▸ What you will do: One figure is wanted here: how many lines in the entries hold the word "xlsx".

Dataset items
╭──
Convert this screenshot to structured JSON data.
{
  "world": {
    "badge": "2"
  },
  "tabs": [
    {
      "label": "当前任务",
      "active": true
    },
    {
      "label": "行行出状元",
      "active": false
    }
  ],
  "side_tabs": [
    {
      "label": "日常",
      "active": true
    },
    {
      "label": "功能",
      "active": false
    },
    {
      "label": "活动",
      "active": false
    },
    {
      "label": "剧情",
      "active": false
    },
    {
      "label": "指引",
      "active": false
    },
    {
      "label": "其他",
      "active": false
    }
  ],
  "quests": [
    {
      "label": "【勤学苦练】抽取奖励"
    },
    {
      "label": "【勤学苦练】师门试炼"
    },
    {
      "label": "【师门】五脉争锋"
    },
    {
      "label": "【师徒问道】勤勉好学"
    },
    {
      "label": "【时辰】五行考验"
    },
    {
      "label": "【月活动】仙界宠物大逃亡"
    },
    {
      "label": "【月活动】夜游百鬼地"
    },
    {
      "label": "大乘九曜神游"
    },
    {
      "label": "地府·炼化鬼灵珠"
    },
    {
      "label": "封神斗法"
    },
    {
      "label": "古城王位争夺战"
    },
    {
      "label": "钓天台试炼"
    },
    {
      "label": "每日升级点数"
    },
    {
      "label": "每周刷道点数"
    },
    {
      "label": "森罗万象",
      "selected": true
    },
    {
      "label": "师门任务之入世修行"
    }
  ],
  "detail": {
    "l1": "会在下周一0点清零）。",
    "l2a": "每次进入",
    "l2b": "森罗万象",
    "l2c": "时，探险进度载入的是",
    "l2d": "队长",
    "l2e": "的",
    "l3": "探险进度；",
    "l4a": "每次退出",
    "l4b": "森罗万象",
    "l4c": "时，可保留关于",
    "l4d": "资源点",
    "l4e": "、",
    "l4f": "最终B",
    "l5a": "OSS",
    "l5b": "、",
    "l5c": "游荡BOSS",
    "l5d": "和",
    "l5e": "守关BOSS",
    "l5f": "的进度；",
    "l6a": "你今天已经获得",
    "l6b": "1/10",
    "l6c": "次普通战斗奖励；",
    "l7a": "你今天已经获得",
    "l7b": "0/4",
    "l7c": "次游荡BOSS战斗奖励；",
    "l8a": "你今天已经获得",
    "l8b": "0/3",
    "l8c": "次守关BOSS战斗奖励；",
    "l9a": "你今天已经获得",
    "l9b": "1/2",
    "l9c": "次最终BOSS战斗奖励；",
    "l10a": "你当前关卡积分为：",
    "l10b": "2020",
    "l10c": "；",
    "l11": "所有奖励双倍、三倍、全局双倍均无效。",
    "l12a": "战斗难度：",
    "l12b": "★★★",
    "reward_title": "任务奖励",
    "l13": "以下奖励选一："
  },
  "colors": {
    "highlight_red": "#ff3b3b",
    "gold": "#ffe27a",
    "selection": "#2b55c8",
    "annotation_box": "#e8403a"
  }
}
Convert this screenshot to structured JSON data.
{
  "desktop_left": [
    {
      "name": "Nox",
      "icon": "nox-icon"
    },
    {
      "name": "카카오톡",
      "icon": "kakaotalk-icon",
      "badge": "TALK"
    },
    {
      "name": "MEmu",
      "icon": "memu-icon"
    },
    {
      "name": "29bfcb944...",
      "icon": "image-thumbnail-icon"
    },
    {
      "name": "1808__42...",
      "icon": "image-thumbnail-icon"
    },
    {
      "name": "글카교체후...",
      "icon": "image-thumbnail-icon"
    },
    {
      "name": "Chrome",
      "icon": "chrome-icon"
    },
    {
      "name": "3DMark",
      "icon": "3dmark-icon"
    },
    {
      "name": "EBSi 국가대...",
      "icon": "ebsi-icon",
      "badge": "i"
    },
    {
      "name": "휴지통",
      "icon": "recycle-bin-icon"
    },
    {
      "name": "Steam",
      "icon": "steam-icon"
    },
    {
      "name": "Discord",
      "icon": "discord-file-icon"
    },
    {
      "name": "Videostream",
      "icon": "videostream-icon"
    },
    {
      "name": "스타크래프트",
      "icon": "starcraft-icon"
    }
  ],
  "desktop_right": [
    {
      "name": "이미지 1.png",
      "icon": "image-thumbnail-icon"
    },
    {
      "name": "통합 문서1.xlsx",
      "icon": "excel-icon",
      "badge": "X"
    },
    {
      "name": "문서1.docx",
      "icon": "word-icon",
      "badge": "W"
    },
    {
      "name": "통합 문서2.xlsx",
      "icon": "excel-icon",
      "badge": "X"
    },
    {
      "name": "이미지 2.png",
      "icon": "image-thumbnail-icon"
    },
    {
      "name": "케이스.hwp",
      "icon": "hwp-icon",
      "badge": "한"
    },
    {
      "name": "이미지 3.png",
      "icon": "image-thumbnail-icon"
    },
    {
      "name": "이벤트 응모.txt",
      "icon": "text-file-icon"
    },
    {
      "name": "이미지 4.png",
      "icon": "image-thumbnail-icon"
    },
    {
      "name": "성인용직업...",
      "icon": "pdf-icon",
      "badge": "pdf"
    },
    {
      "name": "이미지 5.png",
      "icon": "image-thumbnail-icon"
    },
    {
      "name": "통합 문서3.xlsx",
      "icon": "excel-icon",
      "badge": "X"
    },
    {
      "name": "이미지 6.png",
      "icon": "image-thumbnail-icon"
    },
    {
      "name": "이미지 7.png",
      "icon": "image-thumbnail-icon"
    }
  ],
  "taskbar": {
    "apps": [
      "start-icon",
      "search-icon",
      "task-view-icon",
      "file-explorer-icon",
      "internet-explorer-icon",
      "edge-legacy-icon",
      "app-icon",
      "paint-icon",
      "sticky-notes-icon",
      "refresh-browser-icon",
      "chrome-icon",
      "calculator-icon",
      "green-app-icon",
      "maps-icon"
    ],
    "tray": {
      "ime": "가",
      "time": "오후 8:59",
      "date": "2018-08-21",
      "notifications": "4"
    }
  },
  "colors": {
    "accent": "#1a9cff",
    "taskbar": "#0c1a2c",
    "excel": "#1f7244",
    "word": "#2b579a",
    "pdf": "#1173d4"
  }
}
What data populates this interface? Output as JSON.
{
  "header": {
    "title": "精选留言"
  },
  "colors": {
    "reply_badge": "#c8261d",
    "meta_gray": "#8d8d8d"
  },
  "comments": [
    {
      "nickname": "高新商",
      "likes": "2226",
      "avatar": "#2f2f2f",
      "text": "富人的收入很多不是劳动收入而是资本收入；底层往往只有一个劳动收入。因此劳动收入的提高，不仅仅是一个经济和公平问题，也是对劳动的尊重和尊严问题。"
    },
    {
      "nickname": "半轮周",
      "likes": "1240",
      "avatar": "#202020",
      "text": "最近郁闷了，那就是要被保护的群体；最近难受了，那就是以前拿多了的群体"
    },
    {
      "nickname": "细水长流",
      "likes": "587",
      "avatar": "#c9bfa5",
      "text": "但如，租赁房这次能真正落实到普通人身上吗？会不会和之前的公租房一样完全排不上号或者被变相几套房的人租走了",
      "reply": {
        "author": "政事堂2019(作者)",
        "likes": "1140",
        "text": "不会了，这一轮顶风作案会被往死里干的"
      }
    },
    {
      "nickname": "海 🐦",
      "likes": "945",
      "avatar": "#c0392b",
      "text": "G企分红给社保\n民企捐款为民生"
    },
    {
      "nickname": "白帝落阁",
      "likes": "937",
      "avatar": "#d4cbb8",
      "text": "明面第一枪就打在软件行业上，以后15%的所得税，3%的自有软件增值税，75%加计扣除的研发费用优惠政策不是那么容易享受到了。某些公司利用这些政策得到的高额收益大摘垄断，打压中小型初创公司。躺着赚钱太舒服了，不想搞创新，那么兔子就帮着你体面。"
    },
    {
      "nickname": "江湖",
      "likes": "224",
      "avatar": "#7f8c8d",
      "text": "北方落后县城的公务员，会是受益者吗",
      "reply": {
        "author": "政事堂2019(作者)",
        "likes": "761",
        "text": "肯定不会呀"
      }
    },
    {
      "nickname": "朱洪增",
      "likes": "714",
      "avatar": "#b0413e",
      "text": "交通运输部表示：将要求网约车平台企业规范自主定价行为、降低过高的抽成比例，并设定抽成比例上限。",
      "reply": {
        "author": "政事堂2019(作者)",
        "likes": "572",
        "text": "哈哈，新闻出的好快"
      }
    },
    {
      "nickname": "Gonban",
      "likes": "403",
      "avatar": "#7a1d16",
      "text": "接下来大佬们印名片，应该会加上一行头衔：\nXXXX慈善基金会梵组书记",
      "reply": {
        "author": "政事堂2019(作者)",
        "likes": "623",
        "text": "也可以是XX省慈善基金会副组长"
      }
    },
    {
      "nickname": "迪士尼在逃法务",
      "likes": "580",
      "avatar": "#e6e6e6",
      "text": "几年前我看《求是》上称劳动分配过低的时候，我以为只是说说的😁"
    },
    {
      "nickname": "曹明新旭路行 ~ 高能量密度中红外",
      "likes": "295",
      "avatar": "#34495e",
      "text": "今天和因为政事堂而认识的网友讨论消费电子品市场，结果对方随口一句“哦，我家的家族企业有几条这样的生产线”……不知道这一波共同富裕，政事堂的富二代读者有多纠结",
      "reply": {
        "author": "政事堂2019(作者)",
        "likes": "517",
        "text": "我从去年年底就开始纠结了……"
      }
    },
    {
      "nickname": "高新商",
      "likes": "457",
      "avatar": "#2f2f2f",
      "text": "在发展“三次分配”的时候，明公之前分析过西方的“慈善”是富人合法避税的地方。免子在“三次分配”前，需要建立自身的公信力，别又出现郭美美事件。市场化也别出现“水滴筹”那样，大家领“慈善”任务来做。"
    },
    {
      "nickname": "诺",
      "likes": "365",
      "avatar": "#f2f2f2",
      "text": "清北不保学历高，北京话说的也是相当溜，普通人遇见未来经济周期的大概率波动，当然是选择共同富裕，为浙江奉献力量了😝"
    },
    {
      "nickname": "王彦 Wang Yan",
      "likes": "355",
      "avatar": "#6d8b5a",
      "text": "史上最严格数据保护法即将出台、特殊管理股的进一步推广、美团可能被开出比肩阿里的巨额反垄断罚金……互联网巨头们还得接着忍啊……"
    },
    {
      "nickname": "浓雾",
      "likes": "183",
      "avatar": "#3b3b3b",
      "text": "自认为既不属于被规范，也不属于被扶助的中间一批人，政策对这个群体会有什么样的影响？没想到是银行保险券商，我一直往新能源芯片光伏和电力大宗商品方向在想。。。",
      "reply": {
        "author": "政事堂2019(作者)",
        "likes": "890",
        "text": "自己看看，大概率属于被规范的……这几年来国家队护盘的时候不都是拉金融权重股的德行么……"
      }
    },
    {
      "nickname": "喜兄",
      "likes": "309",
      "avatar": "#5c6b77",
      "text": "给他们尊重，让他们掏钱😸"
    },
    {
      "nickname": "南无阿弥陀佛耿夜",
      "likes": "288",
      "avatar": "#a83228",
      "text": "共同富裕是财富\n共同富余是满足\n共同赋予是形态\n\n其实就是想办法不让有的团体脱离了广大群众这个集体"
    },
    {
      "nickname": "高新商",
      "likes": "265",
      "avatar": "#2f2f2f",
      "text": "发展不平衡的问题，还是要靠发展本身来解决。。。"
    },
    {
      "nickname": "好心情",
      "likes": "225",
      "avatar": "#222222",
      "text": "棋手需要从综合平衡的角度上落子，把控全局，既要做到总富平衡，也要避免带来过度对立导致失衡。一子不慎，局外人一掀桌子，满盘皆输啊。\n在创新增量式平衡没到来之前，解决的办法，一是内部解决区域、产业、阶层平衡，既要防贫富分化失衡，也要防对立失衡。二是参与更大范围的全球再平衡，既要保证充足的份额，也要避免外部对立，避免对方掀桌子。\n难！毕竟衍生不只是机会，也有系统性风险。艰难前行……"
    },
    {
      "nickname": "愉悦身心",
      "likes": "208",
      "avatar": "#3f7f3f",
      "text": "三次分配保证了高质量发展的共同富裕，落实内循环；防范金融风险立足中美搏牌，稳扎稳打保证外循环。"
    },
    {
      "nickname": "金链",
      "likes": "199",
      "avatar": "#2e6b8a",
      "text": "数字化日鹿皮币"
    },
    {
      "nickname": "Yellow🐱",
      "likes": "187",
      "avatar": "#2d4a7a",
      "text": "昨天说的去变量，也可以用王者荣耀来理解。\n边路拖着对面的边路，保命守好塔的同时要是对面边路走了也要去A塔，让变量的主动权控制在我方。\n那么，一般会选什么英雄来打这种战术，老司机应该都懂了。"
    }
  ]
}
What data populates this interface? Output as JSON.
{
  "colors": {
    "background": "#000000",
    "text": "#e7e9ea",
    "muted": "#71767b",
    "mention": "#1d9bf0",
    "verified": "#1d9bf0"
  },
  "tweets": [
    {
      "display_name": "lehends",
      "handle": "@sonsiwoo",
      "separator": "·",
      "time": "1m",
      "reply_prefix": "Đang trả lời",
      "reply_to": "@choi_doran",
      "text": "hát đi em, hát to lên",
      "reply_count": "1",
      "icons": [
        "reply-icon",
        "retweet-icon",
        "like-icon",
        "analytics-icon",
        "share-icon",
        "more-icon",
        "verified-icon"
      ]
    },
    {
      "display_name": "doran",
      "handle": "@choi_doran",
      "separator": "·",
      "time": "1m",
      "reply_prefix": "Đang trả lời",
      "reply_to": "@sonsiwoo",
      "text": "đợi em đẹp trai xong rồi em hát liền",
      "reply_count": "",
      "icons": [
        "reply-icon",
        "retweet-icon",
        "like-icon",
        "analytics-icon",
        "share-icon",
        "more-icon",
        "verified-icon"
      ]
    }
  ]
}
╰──
▸ Your solution: 3